4 days working week.
Just some one hundred years ago your boss would’ve laughed out loudly hearing your demand to stay home on Saturdays and get paid just like you did before. This is what actually happened with the industrial revolution in England in the early 20’s. But, what if today we moved from five days per week to four?
What’s this about?
Have you heard the latest workplace buzz? Gather round the water cooler, the rumors are true -- a 4 day work week may soon be a reality. TUC (Trade Union Congress) is calling on the government to help people work fewer hours while getting paid the same.
A 4 day work week is a relatively new concept, brought about largely due to recent advancements in technology. However, some companies are already trialing the idea with promising results for both employees and employers.
How effective is it?
It sounds like a fantasy: full pay, full work output, and 80% as much time chained to your computer. It’s a relatively new concept, but the little data that exists on the four-day week is very promising. In early 2018, a New Zealand company called Perpetual Guardian ran an eight-week experiment with its 240 employees. Workers would set out to accomplish the same work for the same pay — with three days off rather than two.
The results were striking: Workers were more productive, more efficient, and happier. Two years on, the company has a permanent option of a four-day workweek.
There have been a number of other companies and countries tinkering with the four-day workweek.
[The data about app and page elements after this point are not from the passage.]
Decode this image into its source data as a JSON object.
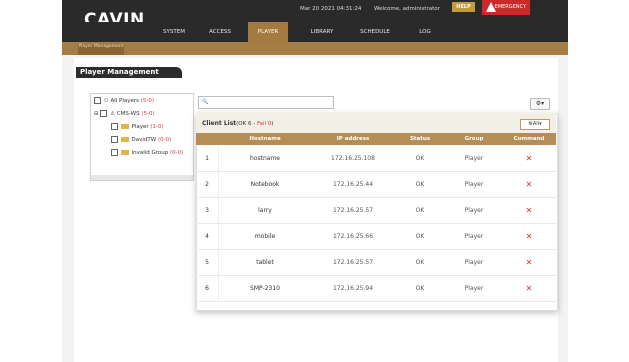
{
  "header": {
    "logo": "CAVIN",
    "datetime": "Mar 20 2021 04:31:24",
    "welcome": "Welcome, administrator",
    "help_label": "HELP",
    "emergency_label": "EMERGENCY"
  },
  "nav": {
    "tabs": [
      {
        "label": "SYSTEM"
      },
      {
        "label": "ACCESS"
      },
      {
        "label": "PLAYER"
      },
      {
        "label": "LIBRARY"
      },
      {
        "label": "SCHEDULE"
      },
      {
        "label": "LOG"
      }
    ],
    "subtab": "Player Management"
  },
  "panel": {
    "title": "Player Management"
  },
  "tree": {
    "items": [
      {
        "label": "All Players",
        "count": "(5-0)"
      },
      {
        "label": "CMS-WS",
        "count": "(5-0)"
      },
      {
        "label": "Player",
        "count": "(1-0)"
      },
      {
        "label": "DavidTW",
        "count": "(0-0)"
      },
      {
        "label": "Invalid Group",
        "count": "(0-0)"
      }
    ]
  },
  "client_list": {
    "title": "Client List",
    "ok_text": "(OK 6 - ",
    "fail_text": "Fail 0",
    "close_paren": ")",
    "all_button": "All",
    "columns": [
      "Hostname",
      "IP address",
      "Status",
      "Group",
      "Command"
    ],
    "rows": [
      {
        "index": "1",
        "hostname": "hostname",
        "ip": "172.16.25.108",
        "status": "OK",
        "group": "Player",
        "command": "✕"
      },
      {
        "index": "2",
        "hostname": "Notebook",
        "ip": "172.16.25.44",
        "status": "OK",
        "group": "Player",
        "command": "✕"
      },
      {
        "index": "3",
        "hostname": "larry",
        "ip": "172.16.25.57",
        "status": "OK",
        "group": "Player",
        "command": "✕"
      },
      {
        "index": "4",
        "hostname": "mobile",
        "ip": "172.16.25.66",
        "status": "OK",
        "group": "Player",
        "command": "✕"
      },
      {
        "index": "5",
        "hostname": "tablet",
        "ip": "172.16.25.57",
        "status": "OK",
        "group": "Player",
        "command": "✕"
      },
      {
        "index": "6",
        "hostname": "SMP-2310",
        "ip": "172.16.25.94",
        "status": "OK",
        "group": "Player",
        "command": "✕"
      }
    ]
  },
  "colors": {
    "brand_gold": "#a37b40",
    "dark": "#2a2a2a",
    "emergency_red": "#cc2a2a",
    "delete_red": "#d42c2c"
  }
}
Microsoft Japan experimented with a shorter workweek program, called “Work-Life Choice Challenge 2019 Summer.” The company gave its 2,300 employees the opportunity to “choose a variety of flexible work styles, according to the circumstances of work and life.” The goal of management was to see if there would be a corresponding increase in productivity and morale when hours are cut down. The company wanted to see if giving employees flexible work style choices to "work in a short time, take a good rest and learn well," would boost productivity and creativity.
The results of the experiment were extremely positive, indicative that workers were both happier and 40% more productive. To be fair, workers may have tried to make the project successful so that they could have a permanent four-day workweek. It's possible that the 40% productivity may not be realized once the shortened workweek is officially established and, subsequently, taken for granted. Power consumption fell by 23%, and more than 90% of workers liked the change, Microsoft said.
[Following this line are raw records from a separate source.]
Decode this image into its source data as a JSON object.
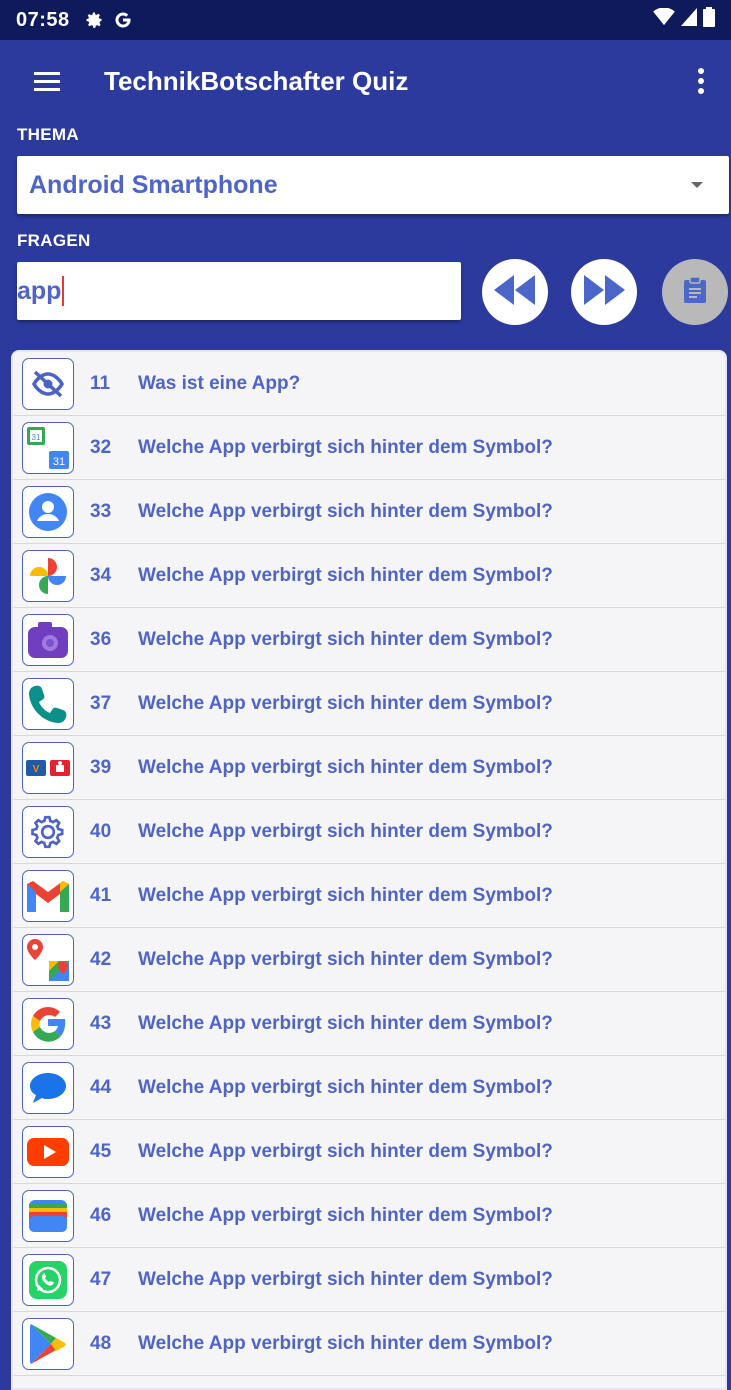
{
  "status_bar": {
    "time": "07:58",
    "icons": [
      "settings-gear-icon",
      "google-g-icon",
      "wifi-icon",
      "signal-icon",
      "battery-icon"
    ]
  },
  "app_bar": {
    "title": "TechnikBotschafter Quiz",
    "menu_icon": "hamburger-menu-icon",
    "more_icon": "more-vert-icon"
  },
  "thema": {
    "label": "THEMA",
    "selected": "Android Smartphone"
  },
  "fragen": {
    "label": "FRAGEN",
    "search_value": "app"
  },
  "buttons": {
    "previous": "rewind-icon",
    "next": "fast-forward-icon",
    "clipboard": "clipboard-icon"
  },
  "colors": {
    "primary": "#2b3a9c",
    "status_bar": "#0f1a5c",
    "accent_text": "#4e64c8",
    "cursor": "#e53935"
  },
  "questions": [
    {
      "num": "11",
      "text": "Was ist eine App?",
      "icon": "eye-off-icon"
    },
    {
      "num": "32",
      "text": "Welche App verbirgt sich hinter dem Symbol?",
      "icon": "calendar-icon"
    },
    {
      "num": "33",
      "text": "Welche App verbirgt sich hinter dem Symbol?",
      "icon": "contacts-icon"
    },
    {
      "num": "34",
      "text": "Welche App verbirgt sich hinter dem Symbol?",
      "icon": "google-photos-icon"
    },
    {
      "num": "36",
      "text": "Welche App verbirgt sich hinter dem Symbol?",
      "icon": "camera-icon"
    },
    {
      "num": "37",
      "text": "Welche App verbirgt sich hinter dem Symbol?",
      "icon": "phone-icon"
    },
    {
      "num": "39",
      "text": "Welche App verbirgt sich hinter dem Symbol?",
      "icon": "banking-icon"
    },
    {
      "num": "40",
      "text": "Welche App verbirgt sich hinter dem Symbol?",
      "icon": "settings-icon"
    },
    {
      "num": "41",
      "text": "Welche App verbirgt sich hinter dem Symbol?",
      "icon": "gmail-icon"
    },
    {
      "num": "42",
      "text": "Welche App verbirgt sich hinter dem Symbol?",
      "icon": "google-maps-icon"
    },
    {
      "num": "43",
      "text": "Welche App verbirgt sich hinter dem Symbol?",
      "icon": "google-icon"
    },
    {
      "num": "44",
      "text": "Welche App verbirgt sich hinter dem Symbol?",
      "icon": "messages-icon"
    },
    {
      "num": "45",
      "text": "Welche App verbirgt sich hinter dem Symbol?",
      "icon": "youtube-icon"
    },
    {
      "num": "46",
      "text": "Welche App verbirgt sich hinter dem Symbol?",
      "icon": "google-wallet-icon"
    },
    {
      "num": "47",
      "text": "Welche App verbirgt sich hinter dem Symbol?",
      "icon": "whatsapp-icon"
    },
    {
      "num": "48",
      "text": "Welche App verbirgt sich hinter dem Symbol?",
      "icon": "play-store-icon"
    }
  ]
}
The new working model that is gaining popularity. Amid the work from home situation, many employees have complained of no time for personal life and family due to long working hours and working during the weekend. A 4-day work week might help them get a hold of both their professional and personal life.
Do it, or not do it?
If you think that’s bad, according to Everyday Health, in the US 83% of workers suffer from work-related stress. US businesses lose up to $300 billion yearly because of workplace stress.
Let’s look at the advantages of having a four-day workweek. With more free time to heal and recoup, staff would perform better, enjoy their tasks more, and consequently take fewer sick breaks due to high-stress levels. Several companies are trying to experiment with the four-day workweek.
The four-day workweek plan is practical and offers quite a few advantages too. If you’re willing to boost the productivity of your employees by giving them three off days a week, the four-day workweek plan is worth trying.